╭──
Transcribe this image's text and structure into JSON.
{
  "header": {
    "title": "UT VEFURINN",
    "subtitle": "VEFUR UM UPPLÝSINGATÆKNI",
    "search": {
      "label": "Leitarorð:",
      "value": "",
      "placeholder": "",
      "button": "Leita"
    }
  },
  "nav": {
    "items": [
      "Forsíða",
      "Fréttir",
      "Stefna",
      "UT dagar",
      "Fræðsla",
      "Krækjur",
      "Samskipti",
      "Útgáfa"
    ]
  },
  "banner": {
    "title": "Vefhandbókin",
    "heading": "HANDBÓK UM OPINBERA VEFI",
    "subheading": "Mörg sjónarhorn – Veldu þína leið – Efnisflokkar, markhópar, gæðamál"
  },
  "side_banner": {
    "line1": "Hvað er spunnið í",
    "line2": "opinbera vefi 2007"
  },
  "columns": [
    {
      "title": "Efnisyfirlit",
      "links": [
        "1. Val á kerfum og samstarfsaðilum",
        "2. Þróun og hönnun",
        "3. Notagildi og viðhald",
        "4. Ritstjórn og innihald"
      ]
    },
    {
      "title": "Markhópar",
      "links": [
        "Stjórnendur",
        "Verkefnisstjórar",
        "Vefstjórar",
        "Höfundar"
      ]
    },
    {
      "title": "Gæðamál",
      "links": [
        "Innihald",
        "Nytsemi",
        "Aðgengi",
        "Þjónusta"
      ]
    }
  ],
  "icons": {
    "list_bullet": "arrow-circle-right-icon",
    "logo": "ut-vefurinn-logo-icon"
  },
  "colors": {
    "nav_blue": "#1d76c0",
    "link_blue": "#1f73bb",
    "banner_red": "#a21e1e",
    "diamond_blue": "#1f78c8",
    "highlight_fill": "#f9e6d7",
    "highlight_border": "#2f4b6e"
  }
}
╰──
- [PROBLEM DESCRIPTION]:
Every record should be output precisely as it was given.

- [RESPONSE]:
Transcribe this image's text and structure into JSON.
{
  "header": {
    "title": "UT VEFURINN",
    "subtitle": "VEFUR UM UPPLÝSINGATÆKNI",
    "search": {
      "label": "Leitarorð:",
      "value": "",
      "placeholder": "",
      "button": "Leita"
    }
  },
  "nav": {
    "items": [
      "Forsíða",
      "Fréttir",
      "Stefna",
      "UT dagar",
      "Fræðsla",
      "Krækjur",
      "Samskipti",
      "Útgáfa"
    ]
  },
  "banner": {
    "title": "Vefhandbókin",
    "heading": "HANDBÓK UM OPINBERA VEFI",
    "subheading": "Mörg sjónarhorn – Veldu þína leið – Efnisflokkar, markhópar, gæðamál"
  },
  "side_banner": {
    "line1": "Hvað er spunnið í",
    "line2": "opinbera vefi 2007"
  },
  "columns": [
    {
      "title": "Efnisyfirlit",
      "links": [
        "1. Val á kerfum og samstarfsaðilum",
        "2. Þróun og hönnun",
        "3. Notagildi og viðhald",
        "4. Ritstjórn og innihald"
      ]
    },
    {
      "title": "Markhópar",
      "links": [
        "Stjórnendur",
        "Verkefnisstjórar",
        "Vefstjórar",
        "Höfundar"
      ]
    },
    {
      "title": "Gæðamál",
      "links": [
        "Innihald",
        "Nytsemi",
        "Aðgengi",
        "Þjónusta"
      ]
    }
  ],
  "icons": {
    "list_bullet": "arrow-circle-right-icon",
    "logo": "ut-vefurinn-logo-icon"
  },
  "colors": {
    "nav_blue": "#1d76c0",
    "link_blue": "#1f73bb",
    "banner_red": "#a21e1e",
    "diamond_blue": "#1f78c8",
    "highlight_fill": "#f9e6d7",
    "highlight_border": "#2f4b6e"
  }
}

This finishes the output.